• _PROMPT_: When the word "Disk" shows up in a line of the records below, copy that line.

==== DATA FOR THE TASK

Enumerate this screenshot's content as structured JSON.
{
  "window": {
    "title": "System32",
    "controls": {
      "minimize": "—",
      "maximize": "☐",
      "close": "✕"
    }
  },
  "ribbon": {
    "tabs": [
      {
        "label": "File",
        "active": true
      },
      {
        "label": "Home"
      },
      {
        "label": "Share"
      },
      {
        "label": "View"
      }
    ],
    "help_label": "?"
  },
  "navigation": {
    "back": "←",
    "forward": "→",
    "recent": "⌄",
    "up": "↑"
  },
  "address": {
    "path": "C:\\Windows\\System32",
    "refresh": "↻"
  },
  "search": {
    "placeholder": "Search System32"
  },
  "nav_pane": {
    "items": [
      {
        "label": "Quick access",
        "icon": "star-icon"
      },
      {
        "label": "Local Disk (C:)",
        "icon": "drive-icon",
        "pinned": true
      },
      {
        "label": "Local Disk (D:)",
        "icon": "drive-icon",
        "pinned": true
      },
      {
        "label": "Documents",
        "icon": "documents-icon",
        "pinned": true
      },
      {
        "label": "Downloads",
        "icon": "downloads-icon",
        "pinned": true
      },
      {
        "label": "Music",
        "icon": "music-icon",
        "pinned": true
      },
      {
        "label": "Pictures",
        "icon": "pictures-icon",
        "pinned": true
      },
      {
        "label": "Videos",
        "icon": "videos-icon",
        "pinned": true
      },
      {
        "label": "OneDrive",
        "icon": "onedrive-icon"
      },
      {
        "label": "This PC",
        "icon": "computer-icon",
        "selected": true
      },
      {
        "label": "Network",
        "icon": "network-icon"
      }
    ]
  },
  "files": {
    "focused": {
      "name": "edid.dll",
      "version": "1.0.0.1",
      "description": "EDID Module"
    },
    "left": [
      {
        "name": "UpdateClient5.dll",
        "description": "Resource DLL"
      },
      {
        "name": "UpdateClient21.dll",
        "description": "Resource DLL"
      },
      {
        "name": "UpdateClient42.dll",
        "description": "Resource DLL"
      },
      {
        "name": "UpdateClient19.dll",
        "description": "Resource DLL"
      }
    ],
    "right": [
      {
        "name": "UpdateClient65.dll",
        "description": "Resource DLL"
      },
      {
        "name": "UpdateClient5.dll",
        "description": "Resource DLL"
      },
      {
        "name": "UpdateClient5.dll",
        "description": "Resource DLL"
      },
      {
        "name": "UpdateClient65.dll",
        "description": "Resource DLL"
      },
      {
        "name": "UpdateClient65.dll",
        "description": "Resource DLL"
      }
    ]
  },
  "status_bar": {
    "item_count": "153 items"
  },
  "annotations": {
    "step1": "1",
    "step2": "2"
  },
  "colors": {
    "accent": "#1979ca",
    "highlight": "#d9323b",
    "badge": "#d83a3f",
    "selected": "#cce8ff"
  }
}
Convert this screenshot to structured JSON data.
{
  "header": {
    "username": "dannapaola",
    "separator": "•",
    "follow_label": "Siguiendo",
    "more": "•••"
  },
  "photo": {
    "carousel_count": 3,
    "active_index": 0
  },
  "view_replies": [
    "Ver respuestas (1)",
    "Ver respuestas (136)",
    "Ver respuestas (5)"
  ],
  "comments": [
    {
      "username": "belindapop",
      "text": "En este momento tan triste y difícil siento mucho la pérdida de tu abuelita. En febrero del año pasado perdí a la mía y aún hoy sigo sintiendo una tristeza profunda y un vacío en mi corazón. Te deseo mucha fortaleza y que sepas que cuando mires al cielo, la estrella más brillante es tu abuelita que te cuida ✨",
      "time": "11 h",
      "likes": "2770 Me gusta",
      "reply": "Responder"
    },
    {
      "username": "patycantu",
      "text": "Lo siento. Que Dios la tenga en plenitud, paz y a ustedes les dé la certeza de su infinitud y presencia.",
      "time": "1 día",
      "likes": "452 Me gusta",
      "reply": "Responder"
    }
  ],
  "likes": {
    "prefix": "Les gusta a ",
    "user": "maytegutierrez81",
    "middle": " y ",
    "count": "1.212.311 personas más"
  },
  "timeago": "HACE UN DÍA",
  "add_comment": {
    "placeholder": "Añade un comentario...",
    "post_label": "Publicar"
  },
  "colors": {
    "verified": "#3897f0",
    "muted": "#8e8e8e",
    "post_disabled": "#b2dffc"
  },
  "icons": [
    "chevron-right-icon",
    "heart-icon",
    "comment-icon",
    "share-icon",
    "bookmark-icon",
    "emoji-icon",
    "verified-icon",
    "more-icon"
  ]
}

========

• _WRITTEN SOLUTION_:
        "label": "Local Disk (C:)",
        "label": "Local Disk (D:)",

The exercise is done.